October is International School Library Month, an annual celebration whose connection to writing is obvious. After all, without libraries, how would people read your writing?
School libraries, especially, are important in encouraging a love of writing and appreciation for the written word from a young age. School librarians are often important role models in young people’s lives – the stories they tell and lessons they teach tend to stick with us.
So this month we encourage you to take a second to appreciate libraries as important societal institutions that are often taken for granted. Perhaps these writers will help inspire your own reflections…
Jorge Luis Borges
“I have always imagined that Paradise will be a kind of library.”
“Whatever the cost of our libraries, the price is cheap compared to that of an ignorant nation.”
“[D]on’t ever apologise to an author for buying something in paperback, or taking it out from a library (that’s what they’re there for. Use your library). Don’t apologise to this author for buying books secondhand, or getting them from bookcrossing or borrowing a friend’s copy. What’s important to me is that people read the books and enjoy them, and that, at some point in there, the book was bought by someone. And that people who like things, tell other people. The most important thing is that people read…”

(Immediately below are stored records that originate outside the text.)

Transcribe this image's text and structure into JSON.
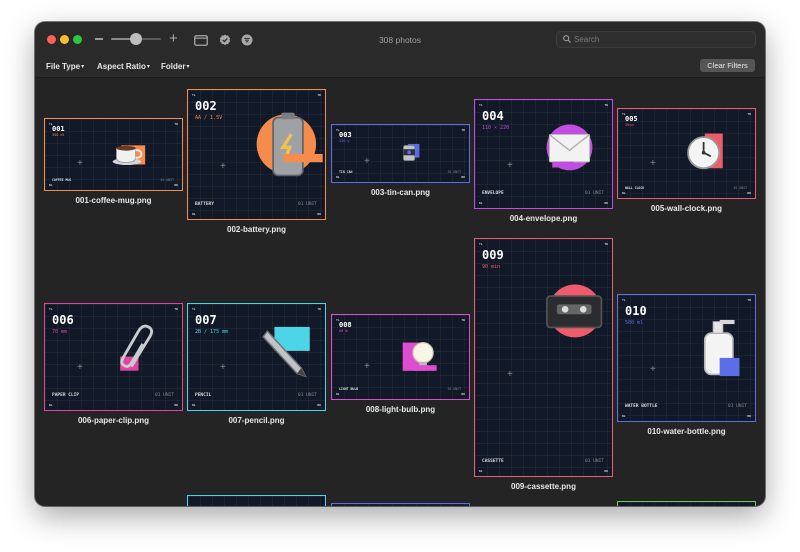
{
  "window": {
    "title": "308 photos",
    "search_placeholder": "Search"
  },
  "zoom": {
    "level": 0.5
  },
  "filters": [
    {
      "label": "File Type"
    },
    {
      "label": "Aspect Ratio"
    },
    {
      "label": "Folder"
    }
  ],
  "clear_filters_label": "Clear Filters",
  "photos": [
    {
      "id": "001",
      "filename": "001-coffee-mug.png",
      "spec": "350 ml",
      "label": "COFFEE MUG",
      "unit": "01 UNIT",
      "accent": "#f58c4c"
    },
    {
      "id": "002",
      "filename": "002-battery.png",
      "spec": "AA / 1.5V",
      "label": "BATTERY",
      "unit": "01 UNIT",
      "accent": "#f58c4c"
    },
    {
      "id": "003",
      "filename": "003-tin-can.png",
      "spec": "330 g",
      "label": "TIN CAN",
      "unit": "01 UNIT",
      "accent": "#5b6ee8"
    },
    {
      "id": "004",
      "filename": "004-envelope.png",
      "spec": "110 × 220",
      "label": "ENVELOPE",
      "unit": "01 UNIT",
      "accent": "#c04ee0"
    },
    {
      "id": "005",
      "filename": "005-wall-clock.png",
      "spec": "30cm",
      "label": "WALL CLOCK",
      "unit": "01 UNIT",
      "accent": "#ee5c6c"
    },
    {
      "id": "006",
      "filename": "006-paper-clip.png",
      "spec": "70 mm",
      "label": "PAPER CLIP",
      "unit": "01 UNIT",
      "accent": "#e0459e"
    },
    {
      "id": "007",
      "filename": "007-pencil.png",
      "spec": "2B / 175 mm",
      "label": "PENCIL",
      "unit": "01 UNIT",
      "accent": "#4ed4e8"
    },
    {
      "id": "008",
      "filename": "008-light-bulb.png",
      "spec": "60 W",
      "label": "LIGHT BULB",
      "unit": "01 UNIT",
      "accent": "#e04cd0"
    },
    {
      "id": "009",
      "filename": "009-cassette.png",
      "spec": "90 min",
      "label": "CASSETTE",
      "unit": "01 UNIT",
      "accent": "#ee5c6c"
    },
    {
      "id": "010",
      "filename": "010-water-bottle.png",
      "spec": "500 ml",
      "label": "WATER BOTTLE",
      "unit": "01 UNIT",
      "accent": "#5b6ee8"
    }
  ],
  "corners": {
    "tl": "TL",
    "tr": "TR",
    "bl": "BL",
    "br": "BR"
  },
  "partial_row_accents": [
    "#4ed4e8",
    "#5b6ee8",
    "#5ed44e"
  ]
}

“I don’t believe in colleges and universities. I believe in libraries because most students don’t have any money. When I graduated from high school, it was during the Depression and we had no money. I couldn’t go to college, so I went to the library three days a week for 10 years.”
Rita Mae Brown
“When I got [my] library card, that was when my life began.”
Jane Austen (in Pride and Prejudice)
“I declare after all there is no enjoyment like reading! How much sooner one tires of any thing than of a book! — When I have a house of my own, I shall be miserable if I have not an excellent library.”
“Libraries store the energy that fuels the imagination. They open up windows to the world and inspire us to explore and achieve, and contribute to improving our quality of life. Libraries change lives for the better.”
“Any book that helps a child to form a habit of reading, to make reading one of his deep and continuing needs, is good for him.”
“The very existence of libraries affords the best evidence that we may yet have hope for the future of man.”
“I received the fundamentals of my education in school, but that was not enough. My real education, the superstructure, the details, the true architecture, I got out of the public library. For an impoverished child whose family could not afford to buy books, the library was the open door to wonder and achievement, and I can never be sufficiently grateful that I had the wit to charge through that door and make the most of it. Now, when I read constantly about the way in which library funds are being cut and cut, I can only think that the door is closing and that American society has found one more way to destroy itself.”
How has your local library impacted your love of writing?
About Paperblanks: 25 years ago, we created Paperblanks to help keep book heritage alive and vital in our modern age, and to offer an inspiring space for people to express themselves. Thanks for joining us on this journey! For more about Paperblanks, go to our website at paperblanks.com.